Infrastructure, public opinion, and the laws surrounding road traffic, are just some of the things that we could see changing over the next few years. But perhaps the biggest barrier the government may have to overcome is inspiring faith and confidence in road users over this new technology. As possibly one of the most important technological advancements of the 21st century, the government will need to get people on board with the idea of driverless cars if they ever want the UK to become a leader in this up-and-coming industry. Despite the many presupposed faults of driverless cars, we can’t know what will happen until we are faced with the possibility.

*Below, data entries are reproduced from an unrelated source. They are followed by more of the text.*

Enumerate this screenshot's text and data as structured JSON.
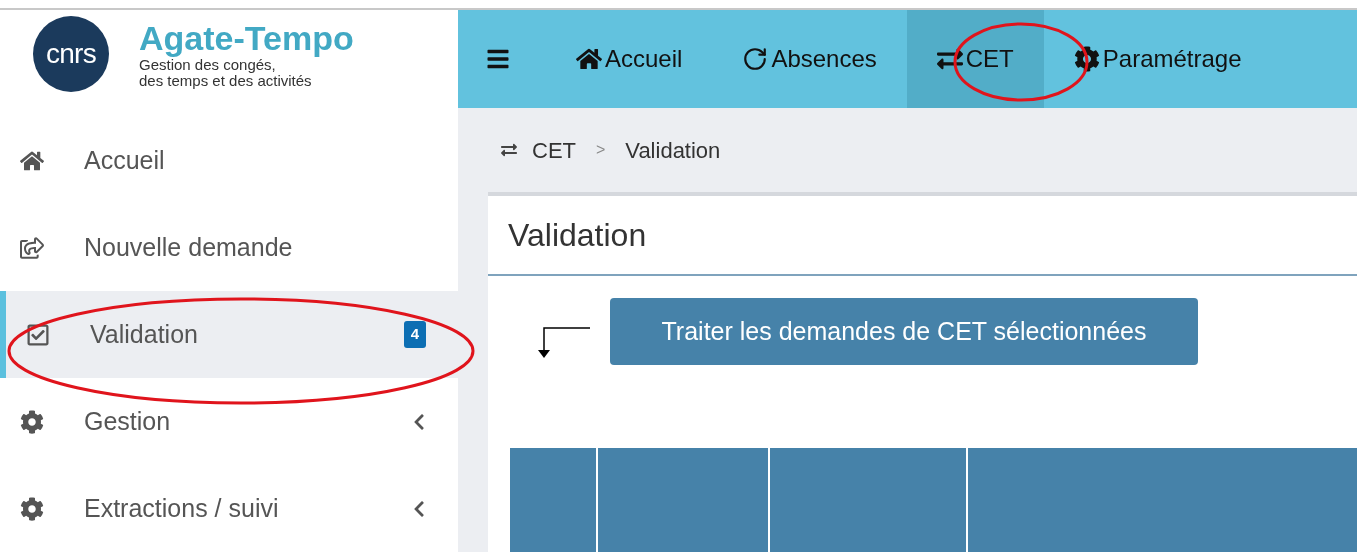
{
  "brand": {
    "logo": "cnrs",
    "name": "Agate-Tempo",
    "subtitle": [
      "Gestion des congés,",
      "des temps et des activités"
    ]
  },
  "topnav": [
    {
      "label": "Accueil",
      "selected": false
    },
    {
      "label": "Absences",
      "selected": false
    },
    {
      "label": "CET",
      "selected": true
    },
    {
      "label": "Paramétrage",
      "selected": false
    }
  ],
  "sidebar": {
    "items": [
      {
        "label": "Accueil",
        "selected": false,
        "has_submenu": false
      },
      {
        "label": "Nouvelle demande",
        "selected": false,
        "has_submenu": false
      },
      {
        "label": "Validation",
        "selected": true,
        "has_submenu": false,
        "badge": "4"
      },
      {
        "label": "Gestion",
        "selected": false,
        "has_submenu": true
      },
      {
        "label": "Extractions / suivi",
        "selected": false,
        "has_submenu": true
      }
    ]
  },
  "breadcrumb": [
    "CET",
    "Validation"
  ],
  "breadcrumb_separator": ">",
  "page": {
    "title": "Validation",
    "action_button": "Traiter les demandes de CET sélectionnées"
  }
}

With driver error or reaction being the leading contributory factor in road traffic accidents, removing the primary cause of these accidents can’t possibly be a bad thing when attempting to reduce the number of casualties that occur on our roads.

[1] BBC News, ‘Hammond: Driverless cars will be on UK roads by 2021’ (Published 19th November 2017) <>

[2], ‘Driverless car’ (Updated September 2011) <>

[3] BBC News, ‘Driverless cars on UK roads by 2021 – really?’ (Published 20th November 2017) <>

[4] Department for Transport, Reported Road Casualties Great Britain: 2016 Annual Report (Table RAS50001, Published 28th September 2017) <>

[5] The Guardian, ‘Are we really ready for self-driving cars?’ (Published 3rd January 2018) <>

[6] The Guardian, ‘UK lacks infrastructure for self-driving cars, says Axa’ (Published 31st December 2017) <>

[7] The Guardian, ‘Electric cars will fuel huge demand for power, says National Grid’ (Published 13th July 2017) <>

[8] The London School of Economics and Political Science, ‘Are UK drivers ready to give up the wheel?’ (Published 12th October 2016) <>

[9] The London School of Economics and Political Science, ‘Are UK drivers ready to give up the wheel?’ (Published 12th October 2016) <>

[10] The Times, ‘Driverless car? Not for me thanks, say most motorists’ (Published 1st January 2018) <>

[11] The Guardian, ‘Laws for safe use of driverless cars to be ready by 2021’ (Published 14th December 2017) <>

[12] The Law Commission, Thirteenth Programme of Law Reform (Law Com No 377, Published 14th December 2017) <>